communicate for change article

communicate for change article - PHYSI CI AN EXECUT I VE...

Info iconThis preview shows pages 1–2. Sign up to view the full content.

View Full Document Right Arrow Icon

Info iconThis preview has intentionally blurred sections. Sign up to view the full version.

View Full DocumentRight Arrow Icon
This is the end of the preview. Sign up to access the rest of the document.

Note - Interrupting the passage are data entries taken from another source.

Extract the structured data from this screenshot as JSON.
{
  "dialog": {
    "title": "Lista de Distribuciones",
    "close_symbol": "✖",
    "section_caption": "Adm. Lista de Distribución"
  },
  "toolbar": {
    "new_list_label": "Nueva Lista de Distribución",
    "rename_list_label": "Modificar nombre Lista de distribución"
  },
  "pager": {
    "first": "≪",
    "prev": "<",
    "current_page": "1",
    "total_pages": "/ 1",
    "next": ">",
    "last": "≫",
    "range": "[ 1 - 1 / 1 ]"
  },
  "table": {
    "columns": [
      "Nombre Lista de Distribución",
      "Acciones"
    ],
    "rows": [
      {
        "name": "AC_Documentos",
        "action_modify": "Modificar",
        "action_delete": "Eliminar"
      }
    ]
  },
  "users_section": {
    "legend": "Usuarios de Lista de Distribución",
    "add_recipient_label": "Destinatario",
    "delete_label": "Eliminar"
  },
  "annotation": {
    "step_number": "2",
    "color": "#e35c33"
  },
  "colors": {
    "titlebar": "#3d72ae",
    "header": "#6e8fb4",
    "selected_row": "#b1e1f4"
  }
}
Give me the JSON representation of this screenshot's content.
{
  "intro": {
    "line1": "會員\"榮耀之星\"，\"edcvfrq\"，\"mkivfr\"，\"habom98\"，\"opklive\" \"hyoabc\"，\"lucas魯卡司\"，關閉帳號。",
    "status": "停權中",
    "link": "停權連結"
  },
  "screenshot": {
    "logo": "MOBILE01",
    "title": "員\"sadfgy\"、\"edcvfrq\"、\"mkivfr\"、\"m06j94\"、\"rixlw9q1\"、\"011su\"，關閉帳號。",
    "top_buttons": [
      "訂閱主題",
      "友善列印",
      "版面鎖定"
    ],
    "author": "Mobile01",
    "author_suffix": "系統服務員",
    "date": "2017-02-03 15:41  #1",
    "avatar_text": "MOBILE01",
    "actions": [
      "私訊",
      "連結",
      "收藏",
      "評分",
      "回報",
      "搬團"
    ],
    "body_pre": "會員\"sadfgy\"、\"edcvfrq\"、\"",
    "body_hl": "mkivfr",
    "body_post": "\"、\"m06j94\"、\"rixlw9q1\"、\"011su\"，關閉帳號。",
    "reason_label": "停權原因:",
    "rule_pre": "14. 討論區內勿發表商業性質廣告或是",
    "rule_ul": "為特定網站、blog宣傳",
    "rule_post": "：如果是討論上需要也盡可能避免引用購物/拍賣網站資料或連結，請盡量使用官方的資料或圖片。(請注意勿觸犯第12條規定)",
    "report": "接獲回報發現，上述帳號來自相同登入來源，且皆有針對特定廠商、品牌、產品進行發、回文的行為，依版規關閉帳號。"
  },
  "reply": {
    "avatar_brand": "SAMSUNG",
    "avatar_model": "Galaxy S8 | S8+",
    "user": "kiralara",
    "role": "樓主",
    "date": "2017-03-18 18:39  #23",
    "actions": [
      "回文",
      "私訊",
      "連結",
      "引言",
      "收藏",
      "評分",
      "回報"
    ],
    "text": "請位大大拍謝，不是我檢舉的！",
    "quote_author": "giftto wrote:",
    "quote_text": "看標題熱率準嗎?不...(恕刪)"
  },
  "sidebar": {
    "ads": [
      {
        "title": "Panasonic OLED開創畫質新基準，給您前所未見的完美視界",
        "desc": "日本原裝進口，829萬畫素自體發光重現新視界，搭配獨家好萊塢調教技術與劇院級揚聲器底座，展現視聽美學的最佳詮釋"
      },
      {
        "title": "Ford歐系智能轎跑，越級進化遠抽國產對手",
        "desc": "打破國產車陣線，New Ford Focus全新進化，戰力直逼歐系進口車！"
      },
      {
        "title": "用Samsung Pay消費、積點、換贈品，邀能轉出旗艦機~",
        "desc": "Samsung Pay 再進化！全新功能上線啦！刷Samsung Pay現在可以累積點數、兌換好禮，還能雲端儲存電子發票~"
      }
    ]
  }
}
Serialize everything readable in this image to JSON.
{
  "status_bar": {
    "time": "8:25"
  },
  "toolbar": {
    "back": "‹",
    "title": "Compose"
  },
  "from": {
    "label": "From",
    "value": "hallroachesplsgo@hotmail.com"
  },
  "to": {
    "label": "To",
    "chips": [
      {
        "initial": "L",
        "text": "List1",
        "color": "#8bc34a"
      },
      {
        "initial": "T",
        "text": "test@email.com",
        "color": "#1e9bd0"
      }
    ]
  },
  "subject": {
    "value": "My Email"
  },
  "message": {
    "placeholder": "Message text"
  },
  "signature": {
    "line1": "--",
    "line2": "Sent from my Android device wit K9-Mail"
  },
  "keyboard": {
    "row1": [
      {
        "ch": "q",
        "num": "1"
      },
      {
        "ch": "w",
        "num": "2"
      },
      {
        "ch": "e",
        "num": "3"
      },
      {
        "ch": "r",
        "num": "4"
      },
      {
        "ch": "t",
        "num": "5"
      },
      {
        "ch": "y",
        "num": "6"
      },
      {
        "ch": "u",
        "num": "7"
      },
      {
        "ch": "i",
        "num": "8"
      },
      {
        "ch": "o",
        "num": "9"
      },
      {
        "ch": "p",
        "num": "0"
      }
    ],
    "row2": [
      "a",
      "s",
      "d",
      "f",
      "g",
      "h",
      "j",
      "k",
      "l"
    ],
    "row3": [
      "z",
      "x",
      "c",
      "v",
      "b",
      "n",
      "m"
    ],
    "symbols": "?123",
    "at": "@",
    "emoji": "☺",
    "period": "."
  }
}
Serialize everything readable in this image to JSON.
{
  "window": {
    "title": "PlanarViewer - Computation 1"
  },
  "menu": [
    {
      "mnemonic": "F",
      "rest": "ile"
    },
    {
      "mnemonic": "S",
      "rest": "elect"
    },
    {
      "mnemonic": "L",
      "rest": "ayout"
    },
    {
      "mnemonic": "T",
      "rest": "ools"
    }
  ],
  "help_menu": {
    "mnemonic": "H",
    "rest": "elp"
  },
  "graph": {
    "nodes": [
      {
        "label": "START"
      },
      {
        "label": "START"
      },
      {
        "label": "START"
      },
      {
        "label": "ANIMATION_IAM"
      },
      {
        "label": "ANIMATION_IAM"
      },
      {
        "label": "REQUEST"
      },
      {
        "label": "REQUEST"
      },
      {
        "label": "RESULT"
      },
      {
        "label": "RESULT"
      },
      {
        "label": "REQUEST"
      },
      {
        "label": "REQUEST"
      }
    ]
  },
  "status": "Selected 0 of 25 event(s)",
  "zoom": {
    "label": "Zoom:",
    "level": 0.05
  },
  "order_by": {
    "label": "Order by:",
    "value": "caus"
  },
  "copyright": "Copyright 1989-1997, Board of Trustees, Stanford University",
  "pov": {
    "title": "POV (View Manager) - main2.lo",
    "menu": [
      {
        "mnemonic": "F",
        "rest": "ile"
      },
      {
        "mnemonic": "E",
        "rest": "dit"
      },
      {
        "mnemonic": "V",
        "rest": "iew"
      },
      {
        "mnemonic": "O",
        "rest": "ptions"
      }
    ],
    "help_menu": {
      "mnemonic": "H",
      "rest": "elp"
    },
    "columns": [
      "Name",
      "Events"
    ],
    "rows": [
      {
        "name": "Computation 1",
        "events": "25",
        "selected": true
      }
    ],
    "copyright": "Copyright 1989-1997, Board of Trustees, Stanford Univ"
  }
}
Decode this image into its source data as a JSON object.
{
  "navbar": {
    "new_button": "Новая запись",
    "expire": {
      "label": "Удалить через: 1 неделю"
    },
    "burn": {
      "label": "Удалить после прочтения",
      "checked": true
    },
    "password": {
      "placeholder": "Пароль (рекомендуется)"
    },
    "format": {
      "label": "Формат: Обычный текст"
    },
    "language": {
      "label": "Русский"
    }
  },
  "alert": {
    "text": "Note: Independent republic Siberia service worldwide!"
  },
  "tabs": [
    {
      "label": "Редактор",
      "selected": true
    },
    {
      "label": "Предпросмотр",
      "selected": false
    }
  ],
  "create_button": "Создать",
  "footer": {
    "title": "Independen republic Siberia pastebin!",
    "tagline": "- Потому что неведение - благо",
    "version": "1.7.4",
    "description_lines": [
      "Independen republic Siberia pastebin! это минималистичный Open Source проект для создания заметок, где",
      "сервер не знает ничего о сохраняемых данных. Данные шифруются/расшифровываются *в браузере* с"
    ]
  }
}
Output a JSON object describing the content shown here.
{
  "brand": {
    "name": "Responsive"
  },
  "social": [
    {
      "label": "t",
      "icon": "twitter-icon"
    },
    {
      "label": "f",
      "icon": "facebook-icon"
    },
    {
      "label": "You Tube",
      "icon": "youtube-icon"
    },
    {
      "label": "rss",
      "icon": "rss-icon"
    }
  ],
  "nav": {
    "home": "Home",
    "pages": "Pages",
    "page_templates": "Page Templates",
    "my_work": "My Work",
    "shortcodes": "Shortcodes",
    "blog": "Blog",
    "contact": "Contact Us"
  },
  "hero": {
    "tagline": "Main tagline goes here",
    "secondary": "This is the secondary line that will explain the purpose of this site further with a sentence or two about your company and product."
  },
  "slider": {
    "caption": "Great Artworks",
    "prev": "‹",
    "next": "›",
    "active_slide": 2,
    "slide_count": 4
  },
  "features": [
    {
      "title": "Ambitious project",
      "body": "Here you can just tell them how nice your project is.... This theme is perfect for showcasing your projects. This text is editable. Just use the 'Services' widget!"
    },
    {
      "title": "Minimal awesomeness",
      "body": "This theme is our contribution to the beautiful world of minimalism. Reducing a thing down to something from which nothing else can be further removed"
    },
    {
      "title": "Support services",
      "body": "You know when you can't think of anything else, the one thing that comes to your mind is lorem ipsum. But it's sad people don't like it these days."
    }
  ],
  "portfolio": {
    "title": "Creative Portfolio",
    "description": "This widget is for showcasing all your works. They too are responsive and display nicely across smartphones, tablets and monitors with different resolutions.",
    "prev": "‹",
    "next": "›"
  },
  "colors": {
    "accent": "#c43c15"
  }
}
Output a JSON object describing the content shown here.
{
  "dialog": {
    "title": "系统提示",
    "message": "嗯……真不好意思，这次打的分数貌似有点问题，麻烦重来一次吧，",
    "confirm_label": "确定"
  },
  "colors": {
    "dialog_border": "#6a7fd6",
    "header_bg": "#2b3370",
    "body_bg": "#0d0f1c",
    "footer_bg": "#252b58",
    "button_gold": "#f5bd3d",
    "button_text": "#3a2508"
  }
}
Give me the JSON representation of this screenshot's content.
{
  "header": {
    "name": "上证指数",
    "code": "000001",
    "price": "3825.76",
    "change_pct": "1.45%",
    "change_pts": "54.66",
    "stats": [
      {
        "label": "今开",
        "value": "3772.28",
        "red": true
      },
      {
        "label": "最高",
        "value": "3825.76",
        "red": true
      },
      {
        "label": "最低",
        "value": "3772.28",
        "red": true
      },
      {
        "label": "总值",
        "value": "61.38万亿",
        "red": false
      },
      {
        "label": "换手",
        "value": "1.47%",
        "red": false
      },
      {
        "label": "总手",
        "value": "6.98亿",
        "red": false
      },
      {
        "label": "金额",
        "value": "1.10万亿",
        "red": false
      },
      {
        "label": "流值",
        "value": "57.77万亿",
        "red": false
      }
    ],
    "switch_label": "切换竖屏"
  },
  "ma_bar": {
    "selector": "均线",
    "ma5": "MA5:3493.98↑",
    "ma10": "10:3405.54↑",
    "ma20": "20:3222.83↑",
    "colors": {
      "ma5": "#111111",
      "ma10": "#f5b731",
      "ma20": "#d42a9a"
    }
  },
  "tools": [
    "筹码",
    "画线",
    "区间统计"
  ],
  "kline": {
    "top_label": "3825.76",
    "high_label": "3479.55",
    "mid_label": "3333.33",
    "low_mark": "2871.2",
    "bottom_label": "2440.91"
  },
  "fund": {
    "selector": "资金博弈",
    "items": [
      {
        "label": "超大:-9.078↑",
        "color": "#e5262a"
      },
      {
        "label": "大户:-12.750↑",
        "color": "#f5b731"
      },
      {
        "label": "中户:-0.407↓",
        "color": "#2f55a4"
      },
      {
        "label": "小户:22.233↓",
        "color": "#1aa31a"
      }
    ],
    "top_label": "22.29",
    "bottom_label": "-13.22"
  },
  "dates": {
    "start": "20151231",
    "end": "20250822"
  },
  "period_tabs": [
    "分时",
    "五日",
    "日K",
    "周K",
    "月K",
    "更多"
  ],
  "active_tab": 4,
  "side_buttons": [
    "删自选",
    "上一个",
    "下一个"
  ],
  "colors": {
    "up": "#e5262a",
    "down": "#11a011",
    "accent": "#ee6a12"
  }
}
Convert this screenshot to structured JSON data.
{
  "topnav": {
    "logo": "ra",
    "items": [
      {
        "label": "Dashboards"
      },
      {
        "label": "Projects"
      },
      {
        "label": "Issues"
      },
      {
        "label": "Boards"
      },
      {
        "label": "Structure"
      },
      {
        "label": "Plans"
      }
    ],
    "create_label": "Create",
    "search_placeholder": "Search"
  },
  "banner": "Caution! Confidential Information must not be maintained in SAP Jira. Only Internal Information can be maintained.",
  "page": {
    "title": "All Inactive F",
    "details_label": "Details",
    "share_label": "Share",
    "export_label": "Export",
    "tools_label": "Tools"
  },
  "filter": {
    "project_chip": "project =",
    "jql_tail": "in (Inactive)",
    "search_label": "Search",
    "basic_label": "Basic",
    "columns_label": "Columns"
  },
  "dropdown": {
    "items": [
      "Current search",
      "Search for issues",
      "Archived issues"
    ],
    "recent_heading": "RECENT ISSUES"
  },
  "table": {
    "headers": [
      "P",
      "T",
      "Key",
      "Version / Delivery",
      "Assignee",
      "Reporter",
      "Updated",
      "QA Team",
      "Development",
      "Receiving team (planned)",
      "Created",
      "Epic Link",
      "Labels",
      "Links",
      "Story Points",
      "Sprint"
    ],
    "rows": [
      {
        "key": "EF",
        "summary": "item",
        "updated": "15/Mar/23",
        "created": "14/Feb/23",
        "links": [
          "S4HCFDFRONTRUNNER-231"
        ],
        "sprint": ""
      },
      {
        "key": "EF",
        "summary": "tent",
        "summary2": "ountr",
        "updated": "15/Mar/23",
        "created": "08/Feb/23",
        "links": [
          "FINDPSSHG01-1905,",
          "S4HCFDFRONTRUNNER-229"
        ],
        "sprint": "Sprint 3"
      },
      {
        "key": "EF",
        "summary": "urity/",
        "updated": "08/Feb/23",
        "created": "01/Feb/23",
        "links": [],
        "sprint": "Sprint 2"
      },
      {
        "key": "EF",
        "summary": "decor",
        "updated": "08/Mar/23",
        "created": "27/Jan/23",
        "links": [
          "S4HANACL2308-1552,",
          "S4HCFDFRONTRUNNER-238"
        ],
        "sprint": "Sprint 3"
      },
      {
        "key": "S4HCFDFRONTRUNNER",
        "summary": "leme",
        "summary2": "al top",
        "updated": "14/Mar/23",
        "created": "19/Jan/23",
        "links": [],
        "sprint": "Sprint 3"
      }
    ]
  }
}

Unformatted text preview: PHYSI CI AN- EXECUT I VE REL ATI ONS Communicate for Change Barbara LeToumeau, M.D., M.B.A., CHE, president, LeTourneau & Associates, St. Paul, Minnesota I n my last column we talked about physician resistance to change. In this column I would like to review an approach to physician change based on a "4-E" model of communication tasks. The four Es of this model are engage, empathize, educate, and enlist. Vaughn F. Keller, Ed.D., director of clinical behavior change at Humana Inc. in Kentucky, developed this model to help clinicians communicate better with patients; however, it also applies to organizations trying to help physicians cope with organizational change. ENGAGE The goal of the engage stage is to introduce and generate interest in the change. Interest may be positive or negative at first, but the point here is to start talking about the change. This step should be done very early. The tendency is to wait until plans are well under way and physicians are already talking about it—often in negative terms. When asking anyone to make a change it is important to first put in plain words what is changing. For physicians it is important to explain what is behind the change and what the organization believes the implications are for physicians. Ofi;en the nature of the change is not yet fully known. For example, when design- ing a new information system, the organization may not know the hardware and software needs or the business rules for the system. At this stage, admitting that unknowns exist is critical; furthermore, this is a good time to discuss what input the physicians will have in filling in the blanks. The more involvement the physicians can have in determining how the change will unfold, the better they will accept it in the future. The engagement process should be done in two steps. First, arrange meetings— both formal and informal—with physician leaders. These meetings should have one-to-one pairings or be in small groups of two to four. Remember that physi- cians do not like to appear ignorant of change; this is the time to inform the physician leaders and answer their questions. Second, schedule presentations at meetings of existing committees. In addition, schedule general medical staff meet-meetings of existing committees....
View Full Document

This note was uploaded on 03/30/2011 for the course HA 4315 taught by Professor N/a during the Spring '11 term at Texas State.

Page1 / 5

communicate for change article - PHYSI CI AN EXECUT I VE...

This preview shows document pages 1 - 2. Sign up to view the full document.

View Full Document Right Arrow Icon
Ask a homework question - tutors are online